Who was that masked man … and why was he wearing a mask in the first place?
The new trailer for Disney’s gargantuan screen adaptation of “The Lone Ranger” has been released, and with it a little insight into some of the basics of the Ranger legend. While there’s still no explanation as to why Johnny Depp is playing a Native American (a bit of controversy that isn’t going to go away any time soon but remember when Robert Downey jr blacked up for Tropic Thunder), there are some revealing origin story elements amongst all the Western gunplay and derring-do.
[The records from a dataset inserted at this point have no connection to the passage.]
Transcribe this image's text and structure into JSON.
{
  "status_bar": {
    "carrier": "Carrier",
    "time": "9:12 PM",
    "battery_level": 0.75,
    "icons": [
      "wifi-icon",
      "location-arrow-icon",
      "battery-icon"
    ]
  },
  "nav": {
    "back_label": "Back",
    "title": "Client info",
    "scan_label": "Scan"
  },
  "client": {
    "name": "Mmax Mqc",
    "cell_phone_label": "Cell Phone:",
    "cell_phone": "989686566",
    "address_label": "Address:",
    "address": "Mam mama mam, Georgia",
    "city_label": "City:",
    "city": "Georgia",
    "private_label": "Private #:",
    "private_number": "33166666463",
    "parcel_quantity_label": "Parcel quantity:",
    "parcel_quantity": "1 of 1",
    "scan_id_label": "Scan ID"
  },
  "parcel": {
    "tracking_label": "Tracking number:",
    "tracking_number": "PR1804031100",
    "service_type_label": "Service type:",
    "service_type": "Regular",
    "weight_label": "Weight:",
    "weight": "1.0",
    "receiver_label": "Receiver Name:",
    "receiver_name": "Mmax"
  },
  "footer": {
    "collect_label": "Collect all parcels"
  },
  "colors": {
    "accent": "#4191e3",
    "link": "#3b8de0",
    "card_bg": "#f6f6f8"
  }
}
The first half of the trailer serves as something of a “Lone Ranger Begins” as we meet John Reid (Armie Hammer), a man who awakens from startling visions to find himself at the top of a tower several hundred feet above the ground. He then meets Tonto (Depp), the Native American warrior destined to become his most trusted companion, who explains that Reid was, indeed, dead … though, oddly enough (or is it?), a certain horse seemed to have a more … well, spiritual interpretation of his condition.
Reid is, apparently, a “spirit walker,” a man who’s been to the other side and then returned — and one who promptly reinvents himself as an avenger who “rides for justice.” Tonto points out that people think he’s dead and advises that it’s “better to stay that way.” Like any true superhero, Reid dons a disguise to hide his true identity. “There come a time where good man must wear mask,” says Tonto (not sure what that means, but we’ll go with it).
Thus the Lone Ranger is born, and he and Tonto are hellbent for leather as they traverse a wild and dangerous landscape conjured by the team who brought us the “Pirates of the Caribbean” movies. There’s plenty of danger on display, including explosions, machine gun fire, jumping off cliffs and at least one crash scene that looks like it’s going to set a new standard for cinematic train derailments.
Disney has seemed unsure about “The Lone Ranger” from the start, even with the posse of Depp, director Gore Verbinski and producer Jerry Bruckheimer in the saddle. Budget has always been an issue, with the project experiencing delays and near-cancellations before everyone finally decided to just go for it. The production itself has been a troubled one. We’ll see if this ends up being one of next summer’s biggest hits (and, potentially, the start of a new franchise) or if it falls off the horse with no chance of coming back to life.
“The Lone Ranger” rides on July 3, 2013.